Maoriland Worker, Volume 6, Issue 219, 21 April 1915, Page 8
I Editor, "The Maoriland Worker," ! —Will you kindly uil'ord me space to answer your correspondent, ,l A Shurn Lamb?" I am the more anxious to , do so as lie is good enough to claim me as it "brother," which has com- Iforted me much, for I was a bit afraid ' when I read the beginning of his let'ter that he saw a wolf-liko hide proj trading through rents in the lamblike ;fleece I Also, I am much indebted to ! him for changing his metaphor— I dare not confess that I like carrots (especially literary ones, even though grown in a State library 1) They make my J grey cout shine and. increase the vigour and directness of the action of 'my hind legs. Hut a weak-minded ! sheep: no, brother, no. There are not I enough dogs in the Dominion to keep !mo in a mob. ' But a truce to fooling. I owe your correspondent an explanation, which I trust ho will accept. 'My remark about self-educated men and cheap literature, to which ho takes exception, w'as in no way a sneer, and I am extremely sorry he took it as such. It wa s the summing up of much dearlybought experience. I have myself wasted not only money, but, worse still, much precious and never to be redeemed time over worthless books, all for want of the advice any real good scholar would have gladly given mo had I known to whom to apply. Surely your correspondent, whose letters show that he is a thoughtful and wido reader, will admit that all students of such subjects as economics, psychology, and biology are likely to waste time, and study along wrong, lines if they trust to their own unaided judgment when buying or borrowing their first books. Celebrated names are no safeguard—men whose original books wore first class, frequently degenerate into dogmatising or even find truth does not pay, so write popular platitudes instead. University honours don't ALWAYS go to I the right man. Of oourse, once the prentico period is over and one knows something of one's subject, it is very easy to gauge tho value of a book, and one has only j oneself to blame if he reads rubbish, j I wrote with the young student in my' mind. I still maintain the W.E.A. is ! of real .value to him. One wants to i spare him one's own difficulties if pos- j sible. Your correspondent need not be' afraid that the W.E.A. is playing the: capitalists' game. It does not appear ; to me to be iu any danger of that. Its leaders would agree with Ferrer that not only the school, but the whole scheme of education as it exists to-day; is tho most powerful means of enslavement in the hands of 1 lie governing powers." Even more powerful! and more dangerous than the mediae- '> val church. It is not only Russia that teaches history to serve its own ends. Again, why object to the endowment of education by a capitalistic government ? Their reason for doing so is quite clear. Experts have taught them that a wise State must educate its workers in order that they may be more efficient as wealtTi-producpin. Therefore, any minister wishing to advance with the times will grant money—not too much, of course, but some—in aid of popularising'education. But if we know this, do we not also know that though the Capitalist State may educate men to further its own ends, no man alive can prevent the trained brain from thinking for itself if it chooses to do so? 1 havo been rong enough in New Zealand to bclievo that it would be well world our while to welcome- .so good a method as those tutorial classes appear to idl'onl for obtaining education of the ri.irhfc kind. If wo aro even going to take
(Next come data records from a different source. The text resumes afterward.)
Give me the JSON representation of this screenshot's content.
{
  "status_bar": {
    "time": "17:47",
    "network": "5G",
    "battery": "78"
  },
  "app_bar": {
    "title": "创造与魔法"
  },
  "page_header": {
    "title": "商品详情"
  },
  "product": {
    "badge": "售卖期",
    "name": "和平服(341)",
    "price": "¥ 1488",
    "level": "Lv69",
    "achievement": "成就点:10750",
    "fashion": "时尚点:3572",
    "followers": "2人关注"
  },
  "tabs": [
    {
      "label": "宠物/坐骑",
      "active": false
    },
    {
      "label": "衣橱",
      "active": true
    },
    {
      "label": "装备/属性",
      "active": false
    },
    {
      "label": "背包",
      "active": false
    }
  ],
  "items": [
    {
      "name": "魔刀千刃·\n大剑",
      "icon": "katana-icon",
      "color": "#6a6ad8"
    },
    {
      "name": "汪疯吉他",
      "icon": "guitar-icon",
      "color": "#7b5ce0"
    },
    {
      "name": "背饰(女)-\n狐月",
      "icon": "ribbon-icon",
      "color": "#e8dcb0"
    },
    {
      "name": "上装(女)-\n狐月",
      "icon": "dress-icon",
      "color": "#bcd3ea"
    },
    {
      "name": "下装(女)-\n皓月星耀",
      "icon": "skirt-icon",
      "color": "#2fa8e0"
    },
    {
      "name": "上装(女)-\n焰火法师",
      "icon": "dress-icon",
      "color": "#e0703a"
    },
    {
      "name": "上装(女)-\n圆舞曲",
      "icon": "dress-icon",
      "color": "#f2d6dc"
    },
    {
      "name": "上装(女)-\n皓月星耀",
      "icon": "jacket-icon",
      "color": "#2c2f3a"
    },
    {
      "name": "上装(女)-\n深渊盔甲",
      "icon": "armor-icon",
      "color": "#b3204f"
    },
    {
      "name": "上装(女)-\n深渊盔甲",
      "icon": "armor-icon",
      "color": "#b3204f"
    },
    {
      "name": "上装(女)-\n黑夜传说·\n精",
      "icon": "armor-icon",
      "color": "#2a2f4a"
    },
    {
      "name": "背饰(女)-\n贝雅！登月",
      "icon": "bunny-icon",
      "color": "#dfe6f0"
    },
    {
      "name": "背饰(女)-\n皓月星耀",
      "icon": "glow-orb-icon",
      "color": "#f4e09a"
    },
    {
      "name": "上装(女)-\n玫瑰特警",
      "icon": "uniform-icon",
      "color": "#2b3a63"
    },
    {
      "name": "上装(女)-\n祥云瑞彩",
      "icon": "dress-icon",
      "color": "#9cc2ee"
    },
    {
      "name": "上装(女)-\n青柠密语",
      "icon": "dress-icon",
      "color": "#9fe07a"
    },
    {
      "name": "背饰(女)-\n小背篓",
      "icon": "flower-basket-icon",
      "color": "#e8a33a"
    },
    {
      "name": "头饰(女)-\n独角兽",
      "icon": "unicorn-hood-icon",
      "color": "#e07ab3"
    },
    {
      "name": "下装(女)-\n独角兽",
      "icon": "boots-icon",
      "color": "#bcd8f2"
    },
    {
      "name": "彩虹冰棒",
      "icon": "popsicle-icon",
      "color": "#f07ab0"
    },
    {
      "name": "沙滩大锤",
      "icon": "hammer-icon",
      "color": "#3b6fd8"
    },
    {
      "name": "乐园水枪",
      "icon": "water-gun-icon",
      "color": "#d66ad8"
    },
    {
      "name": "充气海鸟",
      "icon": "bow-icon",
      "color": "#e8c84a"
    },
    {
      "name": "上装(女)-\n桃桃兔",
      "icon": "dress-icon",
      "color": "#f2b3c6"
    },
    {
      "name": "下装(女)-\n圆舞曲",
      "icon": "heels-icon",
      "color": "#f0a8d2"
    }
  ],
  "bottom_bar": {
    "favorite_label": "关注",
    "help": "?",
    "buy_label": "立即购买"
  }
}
over this country in the interests of the people it's about time we began and certainly we can't afford to despiseany opportunity for acquiring that olearness of thought and sound judgment which is required if we are ever to get the better of our friends the enemy.